Pune: The Pune police have shot off an 18-point questionnaire on security measures to the human resource department of Infosys, Hinjewadi, where 24-year-old Rasila Raju OP was allegedly strangled to death by a guard on January 29. While the mail, sent on February 3, centres on safety measures the IT giant took, most of the questions deal specifically with personal and behavioural profiling of security guards.
Sunil Ramanand, joint commissioner of police (law and order), said when the police began their investigation into the murder, Infosys promptly provided information on technology-based security measures — like restricting entry to certain sections of the office based on employees' clearance levels — it has adopted on its premises. "But, it was unable to satisfactorily answer if it had conducted any psychometric profiling tests of security guards. A character certificate isn't a guarantee that a person would not commit a crime."
Need regular checks
Psychometric tests are a combination of aptitude and personality tests.
Ramanand claimed that those separated from their families — owing to jobs or personal reasons — are more likely to be frustrated and think of women as soft targets. "That's why it's important to assess the behavioural patterns of even security guards on a regular basis."
He also revealed that the contract of the agency handling the Infosys office's security — Bengaluru-based Terrier Security Services (India) Private Limited — had lapsed in November last year.
Case against Infosys
"It bagged the contract in 2011, but didn't renew it. We have registered a case under section 4 (persons or private security agency not to engage or provide private security guard without licence) of the Private Security Agencies (Regulation) Act, 2005 against the security firm.

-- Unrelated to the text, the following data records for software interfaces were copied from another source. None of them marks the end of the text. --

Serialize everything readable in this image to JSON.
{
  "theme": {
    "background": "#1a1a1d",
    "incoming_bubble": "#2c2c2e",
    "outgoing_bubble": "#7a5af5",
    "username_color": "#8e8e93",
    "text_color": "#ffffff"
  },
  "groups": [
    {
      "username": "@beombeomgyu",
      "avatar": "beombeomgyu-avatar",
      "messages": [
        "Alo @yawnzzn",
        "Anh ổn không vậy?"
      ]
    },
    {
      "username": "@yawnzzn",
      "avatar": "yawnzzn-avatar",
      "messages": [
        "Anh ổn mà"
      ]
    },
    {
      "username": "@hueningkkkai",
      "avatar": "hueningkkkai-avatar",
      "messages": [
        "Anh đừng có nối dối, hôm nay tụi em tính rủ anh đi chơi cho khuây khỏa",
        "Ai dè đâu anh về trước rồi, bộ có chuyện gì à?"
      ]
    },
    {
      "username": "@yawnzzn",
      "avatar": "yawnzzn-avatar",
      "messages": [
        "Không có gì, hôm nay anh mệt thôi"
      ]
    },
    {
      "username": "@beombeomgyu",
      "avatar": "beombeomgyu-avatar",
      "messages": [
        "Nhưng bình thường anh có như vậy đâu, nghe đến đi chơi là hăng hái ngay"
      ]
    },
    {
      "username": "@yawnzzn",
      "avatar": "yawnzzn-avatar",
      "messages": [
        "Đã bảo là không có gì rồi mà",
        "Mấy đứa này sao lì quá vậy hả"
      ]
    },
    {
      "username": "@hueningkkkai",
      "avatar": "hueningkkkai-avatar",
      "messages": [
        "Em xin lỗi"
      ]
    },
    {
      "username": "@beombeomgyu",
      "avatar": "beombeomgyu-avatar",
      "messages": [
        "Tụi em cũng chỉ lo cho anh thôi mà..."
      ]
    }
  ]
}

Engineers from Hinjewadi IT Park have started a campaign — Can we stand up for Rasila? — on their Facebook page. The page deals with the IT community's grievances, including lack of measures for women's safety. To highlight concerns over women's safety, Police Commissioner Rashmi Shukla will lead a walk in Pune this evening.